● **RECORD SET**:
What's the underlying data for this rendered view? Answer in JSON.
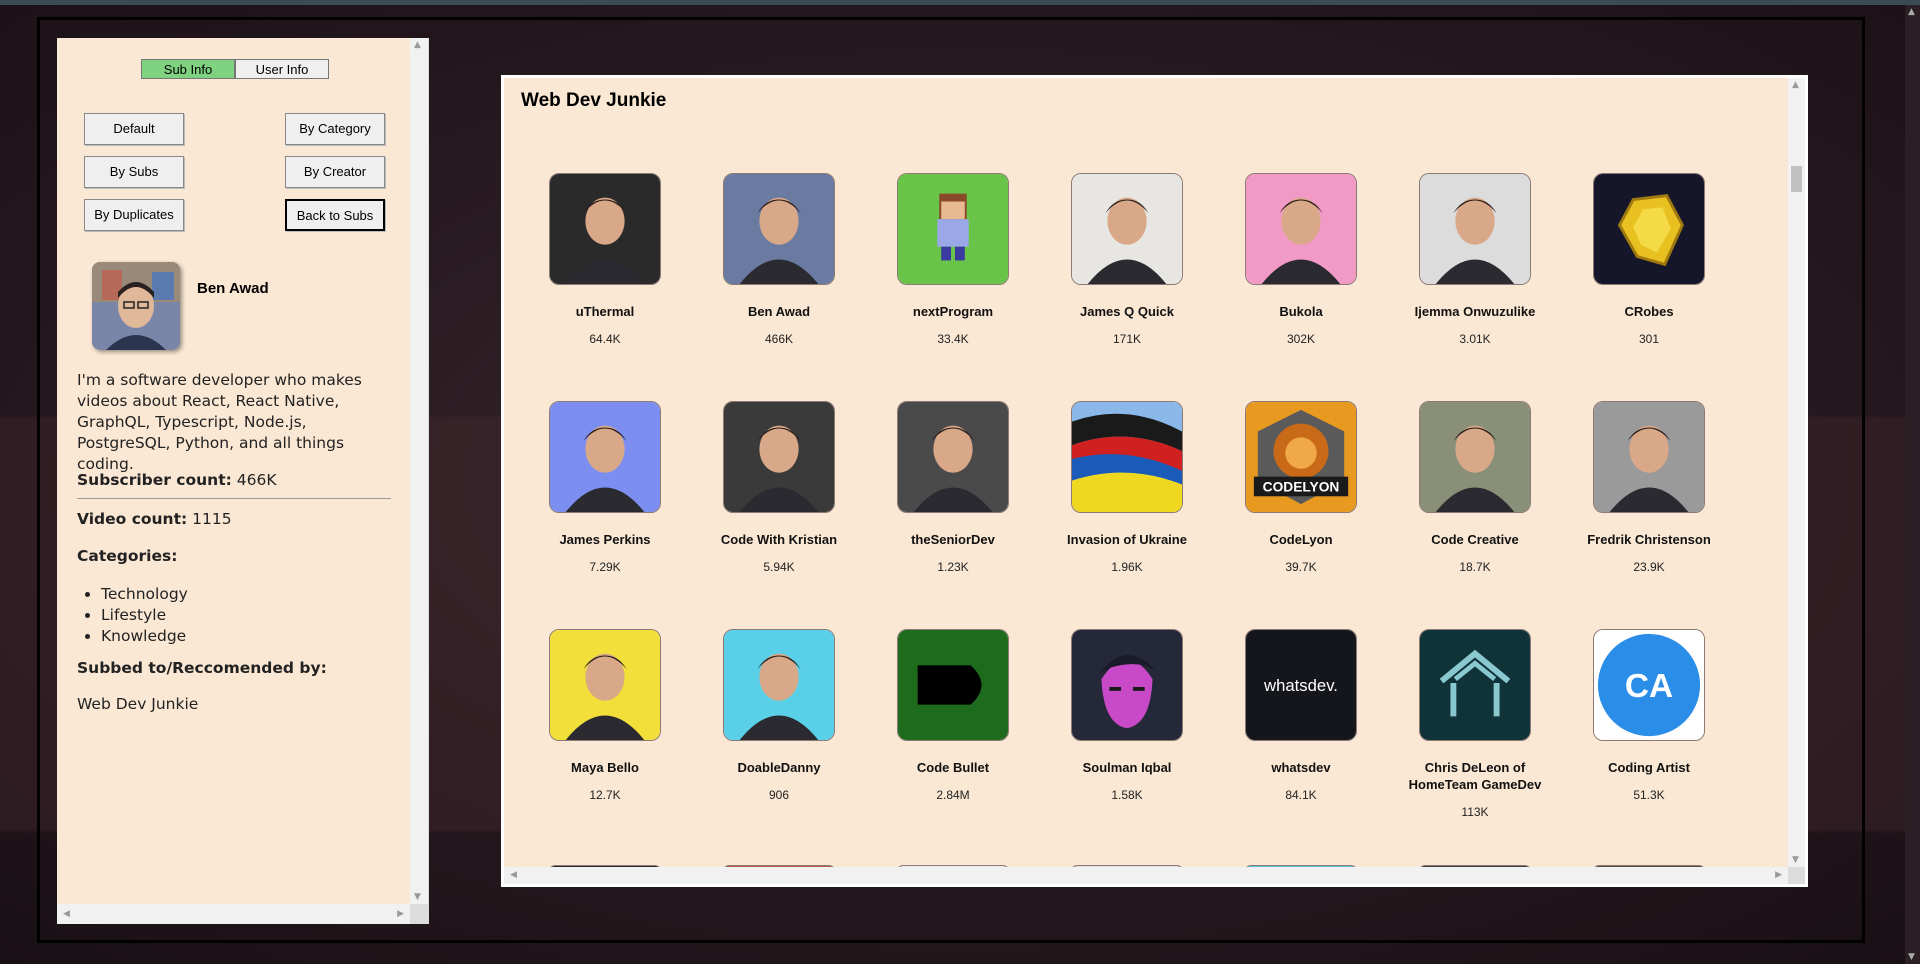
{
  "left_panel": {
    "tabs": [
      {
        "label": "Sub Info",
        "active": true
      },
      {
        "label": "User Info",
        "active": false
      }
    ],
    "sort_buttons": {
      "default": "Default",
      "by_category": "By Category",
      "by_subs": "By Subs",
      "by_creator": "By Creator",
      "by_duplicates": "By Duplicates",
      "back_to_subs": "Back to Subs"
    },
    "profile": {
      "name": "Ben Awad",
      "description": "I'm a software developer who makes videos about React, React Native, GraphQL, Typescript, Node.js, PostgreSQL, Python, and all things coding.",
      "subscriber_label": "Subscriber count:",
      "subscriber_value": "466K",
      "video_label": "Video count:",
      "video_value": "1115",
      "categories_label": "Categories:",
      "categories": [
        "Technology",
        "Lifestyle",
        "Knowledge"
      ],
      "subbed_label": "Subbed to/Reccomended by:",
      "subbed_value": "Web Dev Junkie"
    }
  },
  "main_panel": {
    "title": "Web Dev Junkie",
    "channels": [
      {
        "name": "uThermal",
        "count": "64.4K",
        "icon": "person-photo",
        "bg": "#2a2a2a"
      },
      {
        "name": "Ben Awad",
        "count": "466K",
        "icon": "person-photo",
        "bg": "#6a7aa0"
      },
      {
        "name": "nextProgram",
        "count": "33.4K",
        "icon": "pixel-character",
        "bg": "#6ac44a"
      },
      {
        "name": "James Q Quick",
        "count": "171K",
        "icon": "person-photo",
        "bg": "#e8e6e2"
      },
      {
        "name": "Bukola",
        "count": "302K",
        "icon": "person-photo",
        "bg": "#f29ac6"
      },
      {
        "name": "Ijemma Onwuzulike",
        "count": "3.01K",
        "icon": "person-photo",
        "bg": "#dcdcdc"
      },
      {
        "name": "CRobes",
        "count": "301",
        "icon": "gold-crystal",
        "bg": "#15162a"
      },
      {
        "name": "James Perkins",
        "count": "7.29K",
        "icon": "person-photo",
        "bg": "#7c8ff0"
      },
      {
        "name": "Code With Kristian",
        "count": "5.94K",
        "icon": "person-photo",
        "bg": "#3a3a3a"
      },
      {
        "name": "theSeniorDev",
        "count": "1.23K",
        "icon": "person-photo",
        "bg": "#4a4a4a"
      },
      {
        "name": "Invasion of Ukraine",
        "count": "1.96K",
        "icon": "flag",
        "bg": "#3a6fc0"
      },
      {
        "name": "CodeLyon",
        "count": "39.7K",
        "icon": "lion-logo",
        "bg": "#e89a20"
      },
      {
        "name": "Code Creative",
        "count": "18.7K",
        "icon": "person-photo",
        "bg": "#8a9078"
      },
      {
        "name": "Fredrik Christenson",
        "count": "23.9K",
        "icon": "person-photo",
        "bg": "#9a9a9a"
      },
      {
        "name": "Maya Bello",
        "count": "12.7K",
        "icon": "person-photo",
        "bg": "#f3df3a"
      },
      {
        "name": "DoableDanny",
        "count": "906",
        "icon": "person-photo",
        "bg": "#5ad0e8"
      },
      {
        "name": "Code Bullet",
        "count": "2.84M",
        "icon": "bullet-logo",
        "bg": "#1e6b1e"
      },
      {
        "name": "Soulman Iqbal",
        "count": "1.58K",
        "icon": "cartoon-face",
        "bg": "#242838"
      },
      {
        "name": "whatsdev",
        "count": "84.1K",
        "icon": "text-logo",
        "bg": "#14161c"
      },
      {
        "name": "Chris DeLeon of HomeTeam GameDev",
        "count": "113K",
        "icon": "house-logo",
        "bg": "#0f3338"
      },
      {
        "name": "Coding Artist",
        "count": "51.3K",
        "icon": "ca-logo",
        "bg": "#2a8de8"
      }
    ],
    "whatsdev_logo_text": "whatsdev.",
    "codelyon_logo_text": "CODELYON",
    "coding_artist_logo_text": "CA"
  }
}
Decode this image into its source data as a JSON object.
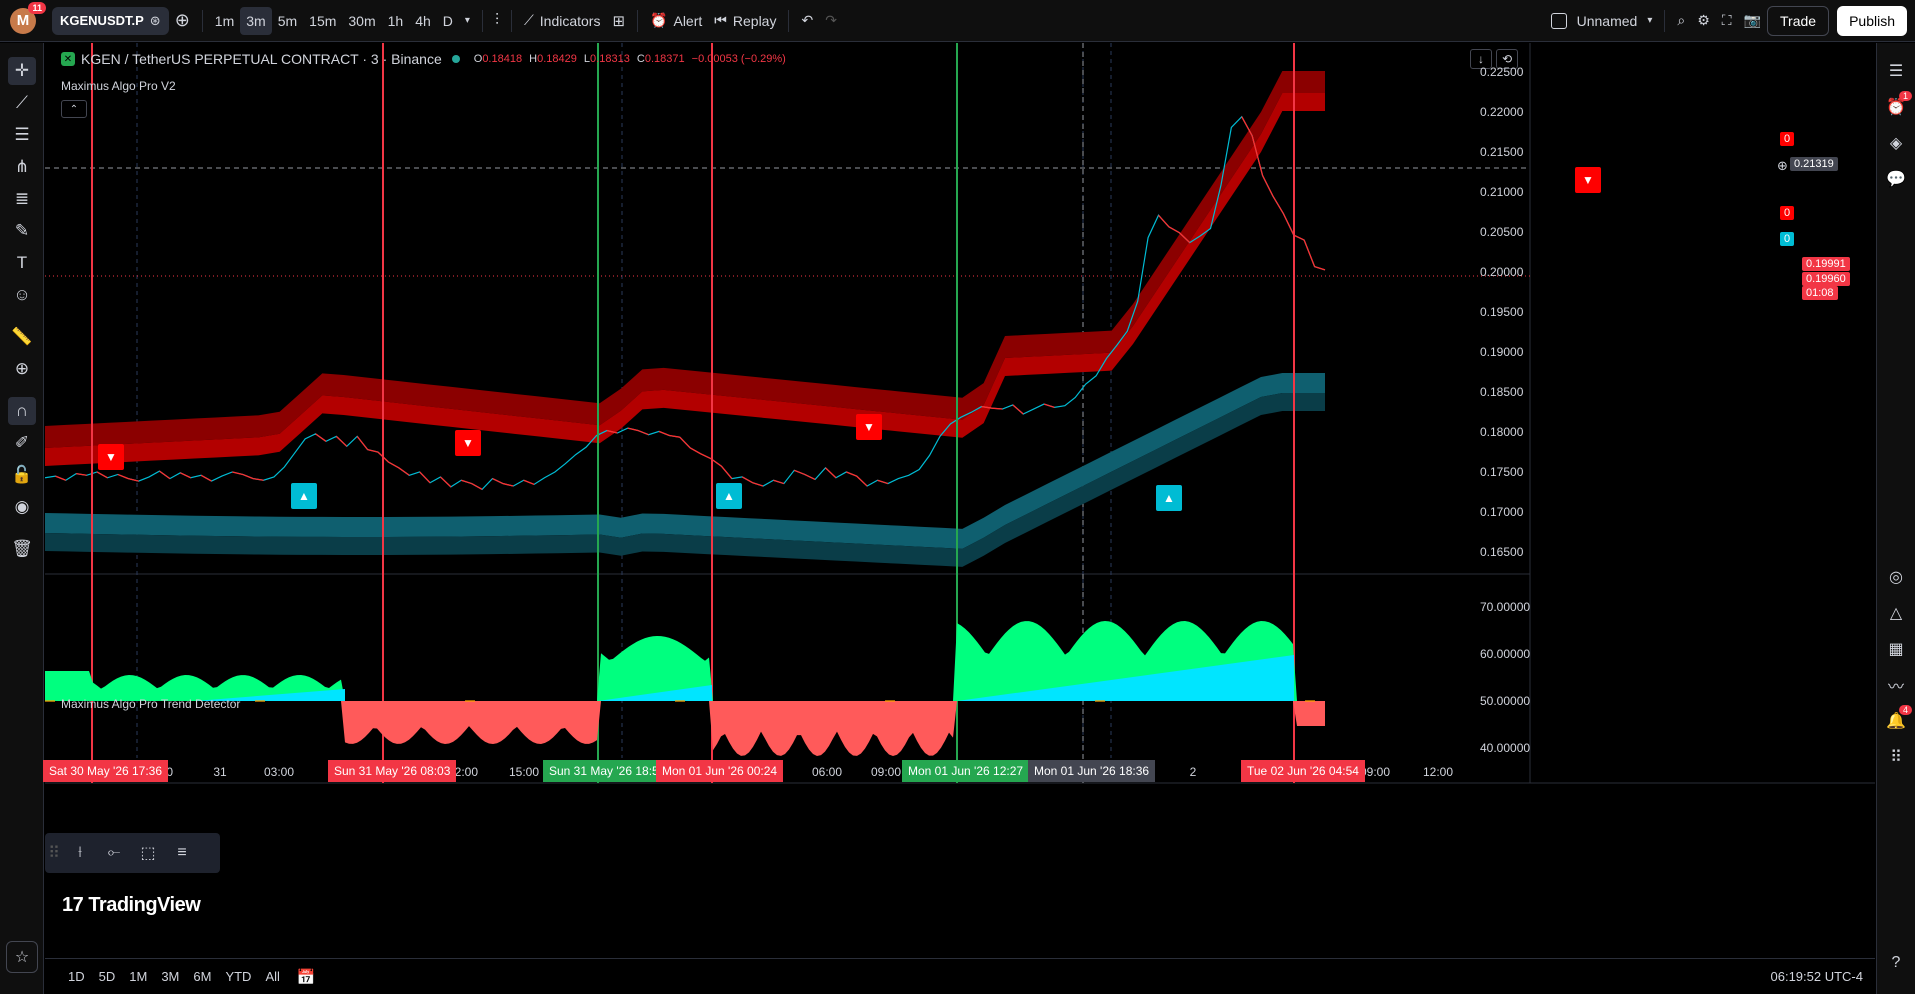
{
  "topbar": {
    "avatar_letter": "M",
    "notification_count": "11",
    "symbol": "KGENUSDT.P",
    "timeframes": [
      "1m",
      "3m",
      "5m",
      "15m",
      "30m",
      "1h",
      "4h",
      "D"
    ],
    "active_timeframe": "3m",
    "indicators_label": "Indicators",
    "alert_label": "Alert",
    "replay_label": "Replay",
    "layout_name": "Unnamed",
    "trade_label": "Trade",
    "publish_label": "Publish"
  },
  "legend": {
    "title": "KGEN / TetherUS PERPETUAL CONTRACT · 3 · Binance",
    "o_label": "O",
    "o_value": "0.18418",
    "h_label": "H",
    "h_value": "0.18429",
    "l_label": "L",
    "l_value": "0.18313",
    "c_label": "C",
    "c_value": "0.18371",
    "change": "−0.00053 (−0.29%)"
  },
  "indicator_main": "Maximus Algo Pro V2",
  "indicator_sub": "Maximus Algo Pro Trend Detector",
  "price_axis": {
    "ticks": [
      "0.22500",
      "0.22000",
      "0.21500",
      "0.21000",
      "0.20500",
      "0.20000",
      "0.19500",
      "0.19000",
      "0.18500",
      "0.18000",
      "0.17500",
      "0.17000",
      "0.16500"
    ],
    "crosshair_price": "0.21319",
    "label_zero_1": "0",
    "label_zero_2": "0",
    "label_zero_3": "0",
    "last_price_1": "0.19991",
    "last_price_2": "0.19960",
    "countdown": "01:08"
  },
  "osc_axis": {
    "ticks": [
      "70.00000",
      "60.00000",
      "50.00000",
      "40.00000"
    ]
  },
  "time_axis": {
    "ticks": [
      {
        "label": "21:00"
      },
      {
        "label": "31"
      },
      {
        "label": "03:00"
      },
      {
        "label": "12:00"
      },
      {
        "label": "15:00"
      },
      {
        "label": "06:00"
      },
      {
        "label": "09:00"
      },
      {
        "label": "2"
      },
      {
        "label": "09:00"
      },
      {
        "label": "12:00"
      },
      {
        "label": "0"
      },
      {
        "label": "0"
      }
    ],
    "boxes": [
      {
        "label": "Sat 30 May '26   17:36",
        "color": "red"
      },
      {
        "label": "Sun 31 May '26   08:03",
        "color": "red"
      },
      {
        "label": "Sun 31 May '26   18:51",
        "color": "green"
      },
      {
        "label": "Mon 01 Jun '26   00:24",
        "color": "red"
      },
      {
        "label": "Mon 01 Jun '26   12:27",
        "color": "green"
      },
      {
        "label": "Mon 01 Jun '26   18:36",
        "color": "gray"
      },
      {
        "label": "Tue 02 Jun '26   04:54",
        "color": "red"
      }
    ]
  },
  "bottombar": {
    "ranges": [
      "1D",
      "5D",
      "1M",
      "3M",
      "6M",
      "YTD",
      "All"
    ],
    "clock": "06:19:52 UTC-4"
  },
  "branding": "TradingView",
  "colors": {
    "bull": "#00bcd4",
    "bear": "#ff0000",
    "osc_bull": "#00ff7f",
    "osc_bear": "#ff5a5a",
    "buy_line": "#25a750",
    "sell_line": "#f23645"
  },
  "right_badges": {
    "alerts": "1",
    "notifications": "4"
  },
  "chart_data": {
    "type": "line",
    "title": "KGEN / TetherUS PERPETUAL CONTRACT · 3 · Binance",
    "ylim": [
      0.163,
      0.227
    ],
    "price_series": [
      0.1745,
      0.1747,
      0.1742,
      0.175,
      0.1748,
      0.1752,
      0.1745,
      0.1749,
      0.1744,
      0.1741,
      0.1746,
      0.1753,
      0.1744,
      0.1751,
      0.1745,
      0.1748,
      0.1741,
      0.1747,
      0.1752,
      0.1749,
      0.1744,
      0.1742,
      0.1746,
      0.1758,
      0.1775,
      0.1792,
      0.1798,
      0.1789,
      0.1795,
      0.1783,
      0.1795,
      0.1779,
      0.1776,
      0.1764,
      0.1757,
      0.1748,
      0.1752,
      0.1739,
      0.1746,
      0.1734,
      0.1742,
      0.1738,
      0.1731,
      0.1744,
      0.1738,
      0.1735,
      0.1742,
      0.1737,
      0.1745,
      0.1752,
      0.1762,
      0.1773,
      0.1782,
      0.1796,
      0.1802,
      0.1799,
      0.1805,
      0.1802,
      0.1797,
      0.1801,
      0.1796,
      0.1794,
      0.1781,
      0.1774,
      0.1768,
      0.1759,
      0.1744,
      0.1746,
      0.1739,
      0.1735,
      0.1742,
      0.1738,
      0.1754,
      0.1749,
      0.1743,
      0.1757,
      0.1745,
      0.1752,
      0.1747,
      0.1735,
      0.1742,
      0.1738,
      0.1744,
      0.1748,
      0.1755,
      0.1772,
      0.1795,
      0.181,
      0.1818,
      0.1824,
      0.1831,
      0.1829,
      0.1828,
      0.1833,
      0.1822,
      0.1828,
      0.1834,
      0.183,
      0.1832,
      0.1842,
      0.1858,
      0.1868,
      0.1889,
      0.1905,
      0.1922,
      0.1958,
      0.2035,
      0.2062,
      0.2048,
      0.2041,
      0.2029,
      0.2037,
      0.2046,
      0.2098,
      0.2168,
      0.2181,
      0.2158,
      0.211,
      0.2085,
      0.2064,
      0.2038,
      0.2032,
      0.2,
      0.1996
    ]
  }
}
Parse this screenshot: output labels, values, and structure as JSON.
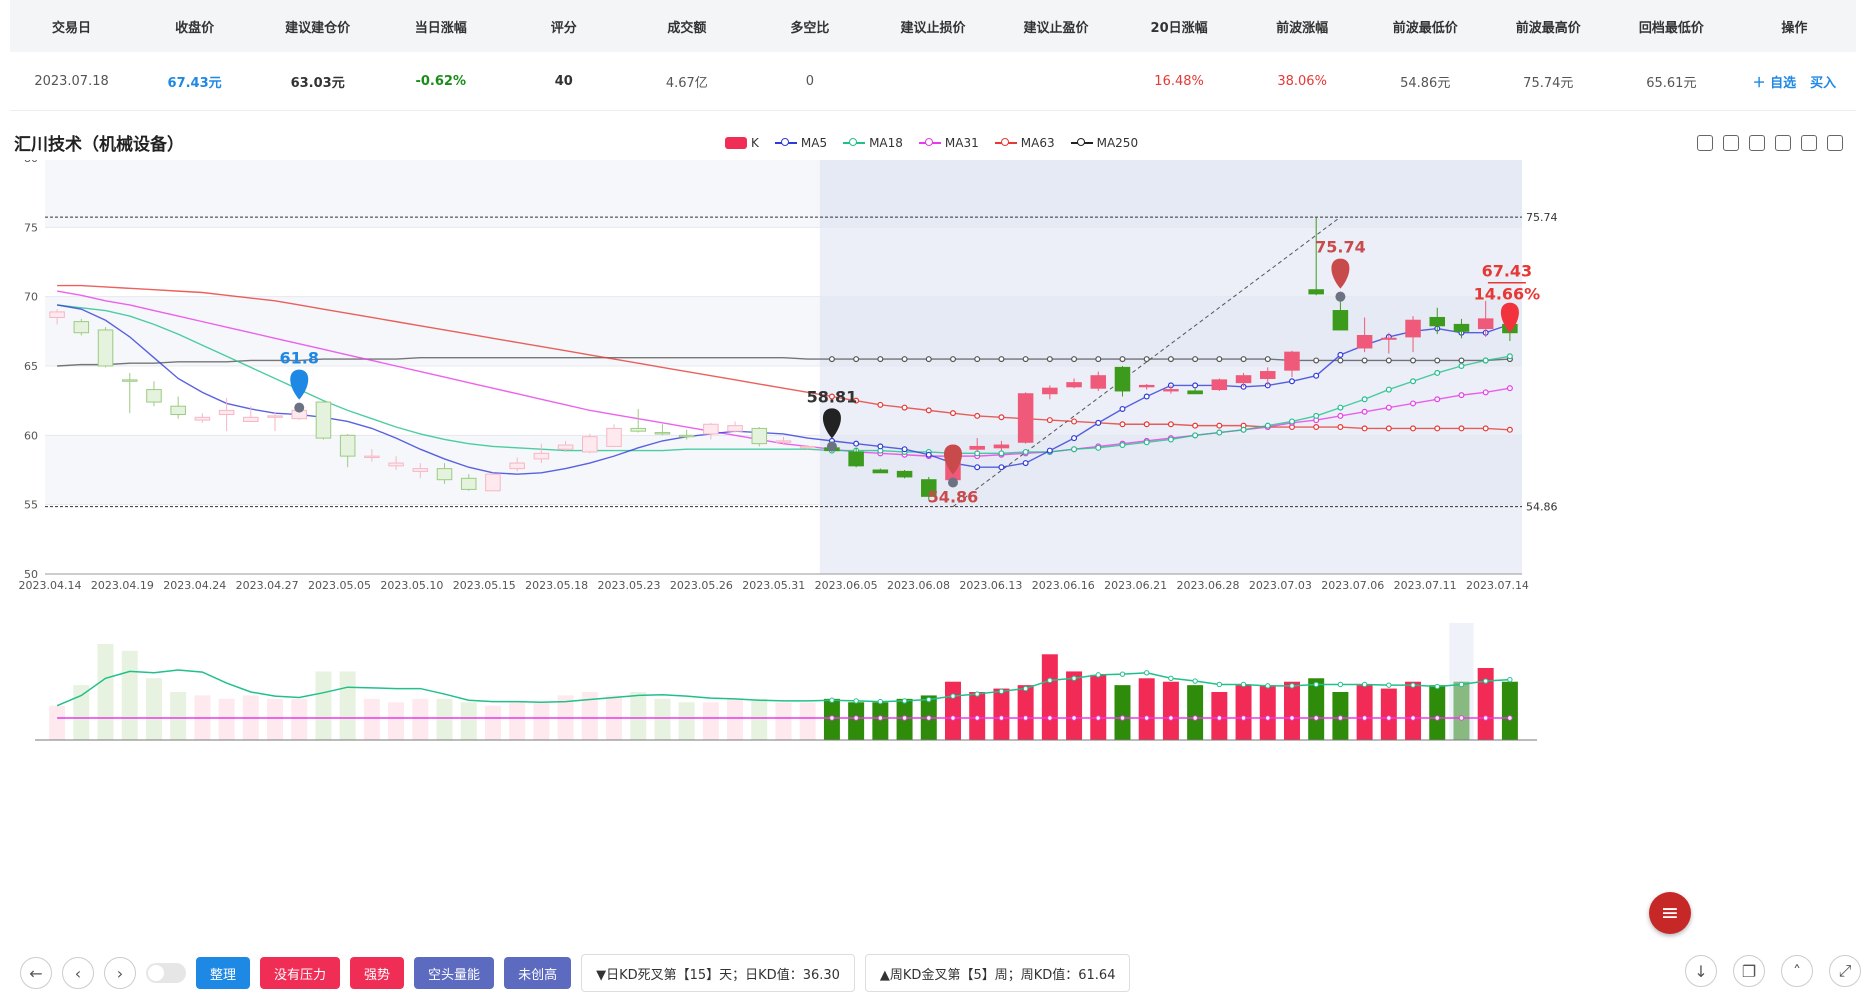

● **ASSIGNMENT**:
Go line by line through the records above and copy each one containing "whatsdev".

● **RESPONSE TO THE TASK**:
        "name": "whatsdev",
    "whatsdev_logo_text": "whatsdev.",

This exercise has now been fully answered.